_EXERCISE:_ The answer must be every line of the records below that contains the word "name".

_RAW DATA:_

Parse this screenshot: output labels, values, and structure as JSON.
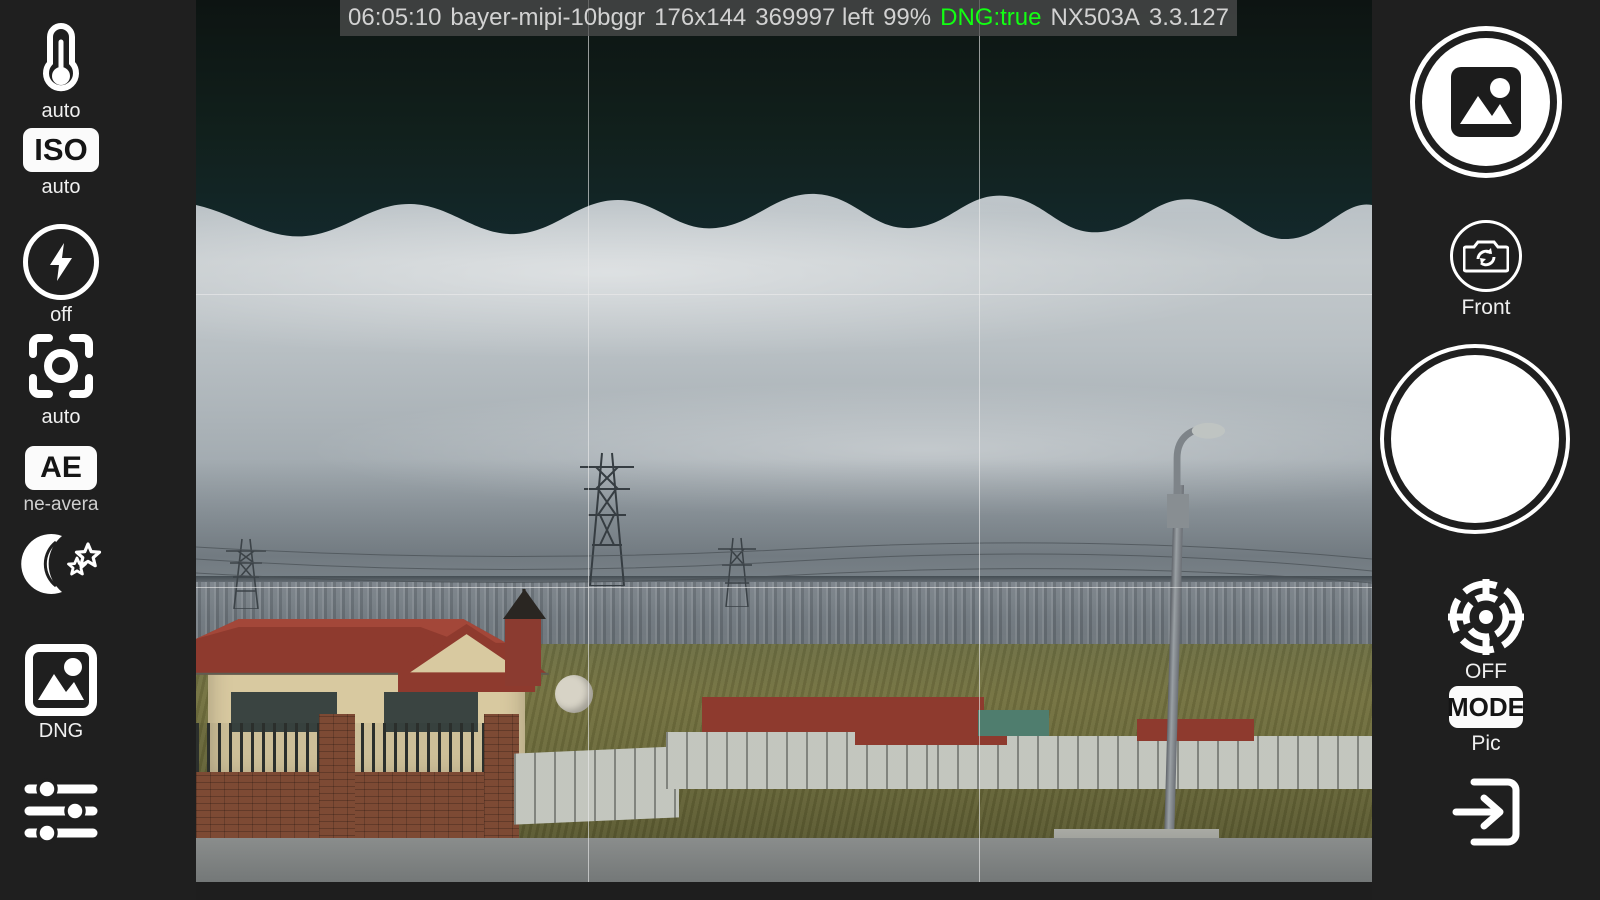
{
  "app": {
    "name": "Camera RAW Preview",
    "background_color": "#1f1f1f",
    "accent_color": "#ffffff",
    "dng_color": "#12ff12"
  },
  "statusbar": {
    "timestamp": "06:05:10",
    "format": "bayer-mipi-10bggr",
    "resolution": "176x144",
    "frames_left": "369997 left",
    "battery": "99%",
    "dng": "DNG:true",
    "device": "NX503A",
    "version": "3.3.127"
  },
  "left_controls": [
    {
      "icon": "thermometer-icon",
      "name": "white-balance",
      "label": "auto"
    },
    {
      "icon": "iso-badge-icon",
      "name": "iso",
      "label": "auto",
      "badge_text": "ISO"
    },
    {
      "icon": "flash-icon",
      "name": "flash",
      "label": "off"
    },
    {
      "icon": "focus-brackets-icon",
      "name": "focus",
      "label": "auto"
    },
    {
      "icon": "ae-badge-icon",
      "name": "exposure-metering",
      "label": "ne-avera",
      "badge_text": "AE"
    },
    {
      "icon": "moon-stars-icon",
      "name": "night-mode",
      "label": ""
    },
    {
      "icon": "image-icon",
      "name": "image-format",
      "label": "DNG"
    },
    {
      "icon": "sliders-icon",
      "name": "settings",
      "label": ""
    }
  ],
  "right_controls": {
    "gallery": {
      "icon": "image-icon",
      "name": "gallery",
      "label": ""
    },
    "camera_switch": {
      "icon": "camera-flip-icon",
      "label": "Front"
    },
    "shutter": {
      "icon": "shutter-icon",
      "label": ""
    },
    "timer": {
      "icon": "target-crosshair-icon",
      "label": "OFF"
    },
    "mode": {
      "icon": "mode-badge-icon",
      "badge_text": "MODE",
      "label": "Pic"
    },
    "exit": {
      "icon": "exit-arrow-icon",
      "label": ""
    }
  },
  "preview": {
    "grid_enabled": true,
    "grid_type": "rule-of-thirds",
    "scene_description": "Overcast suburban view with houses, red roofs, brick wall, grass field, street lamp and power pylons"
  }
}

_WRITTEN RESPONSE:_
    "name": "Camera RAW Preview",
      "name": "white-balance",
      "name": "iso",
      "name": "flash",
      "name": "focus",
      "name": "exposure-metering",
      "name": "night-mode",
      "name": "image-format",
      "name": "settings",
      "name": "gallery",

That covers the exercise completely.